Stored data:
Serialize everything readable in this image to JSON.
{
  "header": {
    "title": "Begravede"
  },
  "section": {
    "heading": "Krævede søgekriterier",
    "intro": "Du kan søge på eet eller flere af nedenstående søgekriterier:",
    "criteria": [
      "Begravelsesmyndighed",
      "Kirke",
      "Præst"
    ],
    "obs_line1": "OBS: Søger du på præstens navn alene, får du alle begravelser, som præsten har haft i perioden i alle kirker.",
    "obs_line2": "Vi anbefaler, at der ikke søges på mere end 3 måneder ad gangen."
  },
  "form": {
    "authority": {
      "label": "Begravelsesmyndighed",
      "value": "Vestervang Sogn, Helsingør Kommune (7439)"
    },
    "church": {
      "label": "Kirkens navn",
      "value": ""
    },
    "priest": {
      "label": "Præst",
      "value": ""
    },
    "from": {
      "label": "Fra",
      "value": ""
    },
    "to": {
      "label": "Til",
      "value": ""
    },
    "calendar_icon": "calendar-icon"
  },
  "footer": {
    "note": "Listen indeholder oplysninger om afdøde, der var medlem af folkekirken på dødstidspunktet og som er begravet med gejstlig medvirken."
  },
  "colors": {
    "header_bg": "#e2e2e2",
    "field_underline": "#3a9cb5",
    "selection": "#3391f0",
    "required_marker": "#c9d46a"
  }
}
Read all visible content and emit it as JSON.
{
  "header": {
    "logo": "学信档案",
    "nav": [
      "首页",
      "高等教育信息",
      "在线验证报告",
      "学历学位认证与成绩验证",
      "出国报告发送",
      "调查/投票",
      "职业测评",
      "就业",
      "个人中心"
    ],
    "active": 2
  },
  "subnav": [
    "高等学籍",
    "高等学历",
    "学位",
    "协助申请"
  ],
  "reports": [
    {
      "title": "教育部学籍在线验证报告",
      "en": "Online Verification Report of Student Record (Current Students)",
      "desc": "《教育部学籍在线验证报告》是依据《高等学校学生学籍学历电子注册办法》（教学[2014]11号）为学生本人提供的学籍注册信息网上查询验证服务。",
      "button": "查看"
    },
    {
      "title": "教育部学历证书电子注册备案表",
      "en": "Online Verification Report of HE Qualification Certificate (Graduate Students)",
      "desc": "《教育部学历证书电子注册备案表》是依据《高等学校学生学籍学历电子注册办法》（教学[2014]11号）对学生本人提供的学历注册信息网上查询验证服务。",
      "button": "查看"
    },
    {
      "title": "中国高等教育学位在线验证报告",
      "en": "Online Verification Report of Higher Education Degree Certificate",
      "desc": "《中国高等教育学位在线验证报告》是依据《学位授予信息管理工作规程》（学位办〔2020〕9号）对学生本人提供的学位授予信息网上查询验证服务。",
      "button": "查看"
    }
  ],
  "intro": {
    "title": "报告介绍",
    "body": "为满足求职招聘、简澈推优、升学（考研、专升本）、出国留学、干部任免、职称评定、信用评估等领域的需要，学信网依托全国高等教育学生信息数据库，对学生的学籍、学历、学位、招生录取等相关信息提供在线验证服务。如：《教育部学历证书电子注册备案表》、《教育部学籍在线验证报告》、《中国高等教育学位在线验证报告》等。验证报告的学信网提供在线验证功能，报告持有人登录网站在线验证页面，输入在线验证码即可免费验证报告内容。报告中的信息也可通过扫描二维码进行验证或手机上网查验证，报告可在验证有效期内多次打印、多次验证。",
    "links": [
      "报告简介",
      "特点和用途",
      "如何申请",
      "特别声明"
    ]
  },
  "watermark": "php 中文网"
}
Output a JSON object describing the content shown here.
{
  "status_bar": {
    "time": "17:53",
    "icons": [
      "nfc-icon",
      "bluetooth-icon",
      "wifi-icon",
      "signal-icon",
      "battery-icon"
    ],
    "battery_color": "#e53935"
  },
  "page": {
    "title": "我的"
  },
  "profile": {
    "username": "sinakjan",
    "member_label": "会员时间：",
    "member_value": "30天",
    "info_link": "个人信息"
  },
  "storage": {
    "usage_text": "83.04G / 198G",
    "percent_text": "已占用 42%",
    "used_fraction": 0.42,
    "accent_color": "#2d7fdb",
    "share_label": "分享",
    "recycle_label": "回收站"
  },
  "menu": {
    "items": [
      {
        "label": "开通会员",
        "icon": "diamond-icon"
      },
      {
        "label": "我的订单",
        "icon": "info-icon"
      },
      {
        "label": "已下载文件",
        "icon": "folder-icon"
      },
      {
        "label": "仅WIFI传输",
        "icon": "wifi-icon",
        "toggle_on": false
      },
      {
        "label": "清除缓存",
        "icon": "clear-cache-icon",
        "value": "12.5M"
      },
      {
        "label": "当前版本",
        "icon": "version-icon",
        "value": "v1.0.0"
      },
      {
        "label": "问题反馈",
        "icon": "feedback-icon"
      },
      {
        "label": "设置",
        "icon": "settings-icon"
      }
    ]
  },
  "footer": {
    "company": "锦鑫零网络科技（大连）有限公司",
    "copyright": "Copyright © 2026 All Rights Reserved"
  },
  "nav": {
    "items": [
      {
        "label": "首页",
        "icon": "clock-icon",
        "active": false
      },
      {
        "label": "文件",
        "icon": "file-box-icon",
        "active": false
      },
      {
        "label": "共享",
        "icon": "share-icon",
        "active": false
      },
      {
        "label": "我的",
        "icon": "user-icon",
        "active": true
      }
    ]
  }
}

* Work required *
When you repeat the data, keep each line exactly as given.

* The completed task *
Serialize everything readable in this image to JSON.
{
  "header": {
    "title": "Begravede"
  },
  "section": {
    "heading": "Krævede søgekriterier",
    "intro": "Du kan søge på eet eller flere af nedenstående søgekriterier:",
    "criteria": [
      "Begravelsesmyndighed",
      "Kirke",
      "Præst"
    ],
    "obs_line1": "OBS: Søger du på præstens navn alene, får du alle begravelser, som præsten har haft i perioden i alle kirker.",
    "obs_line2": "Vi anbefaler, at der ikke søges på mere end 3 måneder ad gangen."
  },
  "form": {
    "authority": {
      "label": "Begravelsesmyndighed",
      "value": "Vestervang Sogn, Helsingør Kommune (7439)"
    },
    "church": {
      "label": "Kirkens navn",
      "value": ""
    },
    "priest": {
      "label": "Præst",
      "value": ""
    },
    "from": {
      "label": "Fra",
      "value": ""
    },
    "to": {
      "label": "Til",
      "value": ""
    },
    "calendar_icon": "calendar-icon"
  },
  "footer": {
    "note": "Listen indeholder oplysninger om afdøde, der var medlem af folkekirken på dødstidspunktet og som er begravet med gejstlig medvirken."
  },
  "colors": {
    "header_bg": "#e2e2e2",
    "field_underline": "#3a9cb5",
    "selection": "#3391f0",
    "required_marker": "#c9d46a"
  }
}
Read all visible content and emit it as JSON.
{
  "header": {
    "logo": "学信档案",
    "nav": [
      "首页",
      "高等教育信息",
      "在线验证报告",
      "学历学位认证与成绩验证",
      "出国报告发送",
      "调查/投票",
      "职业测评",
      "就业",
      "个人中心"
    ],
    "active": 2
  },
  "subnav": [
    "高等学籍",
    "高等学历",
    "学位",
    "协助申请"
  ],
  "reports": [
    {
      "title": "教育部学籍在线验证报告",
      "en": "Online Verification Report of Student Record (Current Students)",
      "desc": "《教育部学籍在线验证报告》是依据《高等学校学生学籍学历电子注册办法》（教学[2014]11号）为学生本人提供的学籍注册信息网上查询验证服务。",
      "button": "查看"
    },
    {
      "title": "教育部学历证书电子注册备案表",
      "en": "Online Verification Report of HE Qualification Certificate (Graduate Students)",
      "desc": "《教育部学历证书电子注册备案表》是依据《高等学校学生学籍学历电子注册办法》（教学[2014]11号）对学生本人提供的学历注册信息网上查询验证服务。",
      "button": "查看"
    },
    {
      "title": "中国高等教育学位在线验证报告",
      "en": "Online Verification Report of Higher Education Degree Certificate",
      "desc": "《中国高等教育学位在线验证报告》是依据《学位授予信息管理工作规程》（学位办〔2020〕9号）对学生本人提供的学位授予信息网上查询验证服务。",
      "button": "查看"
    }
  ],
  "intro": {
    "title": "报告介绍",
    "body": "为满足求职招聘、简澈推优、升学（考研、专升本）、出国留学、干部任免、职称评定、信用评估等领域的需要，学信网依托全国高等教育学生信息数据库，对学生的学籍、学历、学位、招生录取等相关信息提供在线验证服务。如：《教育部学历证书电子注册备案表》、《教育部学籍在线验证报告》、《中国高等教育学位在线验证报告》等。验证报告的学信网提供在线验证功能，报告持有人登录网站在线验证页面，输入在线验证码即可免费验证报告内容。报告中的信息也可通过扫描二维码进行验证或手机上网查验证，报告可在验证有效期内多次打印、多次验证。",
    "links": [
      "报告简介",
      "特点和用途",
      "如何申请",
      "特别声明"
    ]
  },
  "watermark": "php 中文网"
}
Output a JSON object describing the content shown here.
{
  "status_bar": {
    "time": "17:53",
    "icons": [
      "nfc-icon",
      "bluetooth-icon",
      "wifi-icon",
      "signal-icon",
      "battery-icon"
    ],
    "battery_color": "#e53935"
  },
  "page": {
    "title": "我的"
  },
  "profile": {
    "username": "sinakjan",
    "member_label": "会员时间：",
    "member_value": "30天",
    "info_link": "个人信息"
  },
  "storage": {
    "usage_text": "83.04G / 198G",
    "percent_text": "已占用 42%",
    "used_fraction": 0.42,
    "accent_color": "#2d7fdb",
    "share_label": "分享",
    "recycle_label": "回收站"
  },
  "menu": {
    "items": [
      {
        "label": "开通会员",
        "icon": "diamond-icon"
      },
      {
        "label": "我的订单",
        "icon": "info-icon"
      },
      {
        "label": "已下载文件",
        "icon": "folder-icon"
      },
      {
        "label": "仅WIFI传输",
        "icon": "wifi-icon",
        "toggle_on": false
      },
      {
        "label": "清除缓存",
        "icon": "clear-cache-icon",
        "value": "12.5M"
      },
      {
        "label": "当前版本",
        "icon": "version-icon",
        "value": "v1.0.0"
      },
      {
        "label": "问题反馈",
        "icon": "feedback-icon"
      },
      {
        "label": "设置",
        "icon": "settings-icon"
      }
    ]
  },
  "footer": {
    "company": "锦鑫零网络科技（大连）有限公司",
    "copyright": "Copyright © 2026 All Rights Reserved"
  },
  "nav": {
    "items": [
      {
        "label": "首页",
        "icon": "clock-icon",
        "active": false
      },
      {
        "label": "文件",
        "icon": "file-box-icon",
        "active": false
      },
      {
        "label": "共享",
        "icon": "share-icon",
        "active": false
      },
      {
        "label": "我的",
        "icon": "user-icon",
        "active": true
      }
    ]
  }
}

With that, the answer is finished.